American costume designer Willa Kim has died at the age of 99. Richard Schurkamp, a fellow costume designer and friend of Kim’s, confirmed her death.
The accomplished professional won a Tony Award for her design of The Will Rogers Follies in 1991, ten years after her first win for Sophisticated Ladies. She earned nominations for her work on Goodtime Charley, Dancin’, Song and Dance, and Legs Diamond. She was also a three-time Drama Desk winner, having been nominated five times in total.
She costumed her final Broadway show in 1995, Victor/Victoria starring Julie Andrews as Victoria Grant.

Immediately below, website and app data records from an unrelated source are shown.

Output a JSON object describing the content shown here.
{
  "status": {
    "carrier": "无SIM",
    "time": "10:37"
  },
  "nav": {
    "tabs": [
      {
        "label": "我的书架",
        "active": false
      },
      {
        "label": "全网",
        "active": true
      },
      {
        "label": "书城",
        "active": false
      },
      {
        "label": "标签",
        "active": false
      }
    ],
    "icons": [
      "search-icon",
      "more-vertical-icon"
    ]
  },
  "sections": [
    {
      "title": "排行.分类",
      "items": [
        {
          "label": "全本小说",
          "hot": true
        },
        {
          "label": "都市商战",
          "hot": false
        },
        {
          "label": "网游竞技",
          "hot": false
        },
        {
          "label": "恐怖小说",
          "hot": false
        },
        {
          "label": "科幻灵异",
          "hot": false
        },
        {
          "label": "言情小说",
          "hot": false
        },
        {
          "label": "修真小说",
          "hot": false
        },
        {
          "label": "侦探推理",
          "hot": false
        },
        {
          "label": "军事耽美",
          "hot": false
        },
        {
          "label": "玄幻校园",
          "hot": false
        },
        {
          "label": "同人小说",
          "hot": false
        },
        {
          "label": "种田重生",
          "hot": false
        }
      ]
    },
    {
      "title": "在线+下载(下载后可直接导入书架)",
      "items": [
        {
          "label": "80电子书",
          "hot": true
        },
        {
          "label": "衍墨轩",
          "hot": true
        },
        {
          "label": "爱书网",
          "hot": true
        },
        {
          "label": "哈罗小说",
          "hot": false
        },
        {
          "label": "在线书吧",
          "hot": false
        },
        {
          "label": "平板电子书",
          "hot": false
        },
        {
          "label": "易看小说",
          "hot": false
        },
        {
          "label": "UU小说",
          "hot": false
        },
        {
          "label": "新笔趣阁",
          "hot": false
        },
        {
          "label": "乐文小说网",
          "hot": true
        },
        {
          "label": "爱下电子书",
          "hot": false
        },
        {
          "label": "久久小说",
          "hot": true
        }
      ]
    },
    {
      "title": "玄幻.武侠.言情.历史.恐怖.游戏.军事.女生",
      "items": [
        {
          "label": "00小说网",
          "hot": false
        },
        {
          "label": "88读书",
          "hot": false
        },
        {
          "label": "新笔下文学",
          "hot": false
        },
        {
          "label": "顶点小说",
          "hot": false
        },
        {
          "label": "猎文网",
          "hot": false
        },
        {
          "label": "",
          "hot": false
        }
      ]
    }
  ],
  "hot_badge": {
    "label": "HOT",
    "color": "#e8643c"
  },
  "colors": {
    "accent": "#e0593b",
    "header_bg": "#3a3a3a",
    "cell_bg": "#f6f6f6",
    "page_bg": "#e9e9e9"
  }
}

Born in California June 30,1917, Kim graduated Belmont High School in 1935, showing a penchant for art and design, and attended the Chouinard Art Institute (now the California Institute of the Arts) on a scholarship. She began her design work in film, under the auspices of Raoul Pene du Bois, who is known for the costume and set design of the circus dream-musical sequences in the movie Lady in the Dark starring Ginger Rogers. Kim transitioned to the theatre, but also designed for American Ballet Theatre and other dance companies throughout her career.
She was awarded Patricia Zipprodt Award for Innovative Costume Design by New York City’s Fashion Institute of Technology in 2003 and the Distinguished Achievement Award for Costume Design from the United States Institute for Theatre Technology in 2005. Two years later, Kim was inducted into the American Theatre Hall of Fame.
Her brother, Col. Young Oak Kim, who passed away in 2005, was a decorated war hero, a veteran of the U.S. Army. In 2009, a middle school in Los Angeles was named in his honor. Willa Kim attended the special ceremony honoring her brother at Young Oak Kim Academy in 2009.
In 2011, Kim spoke for CUNYTV about her over 50-year career as part of the “Women in Theatre” series: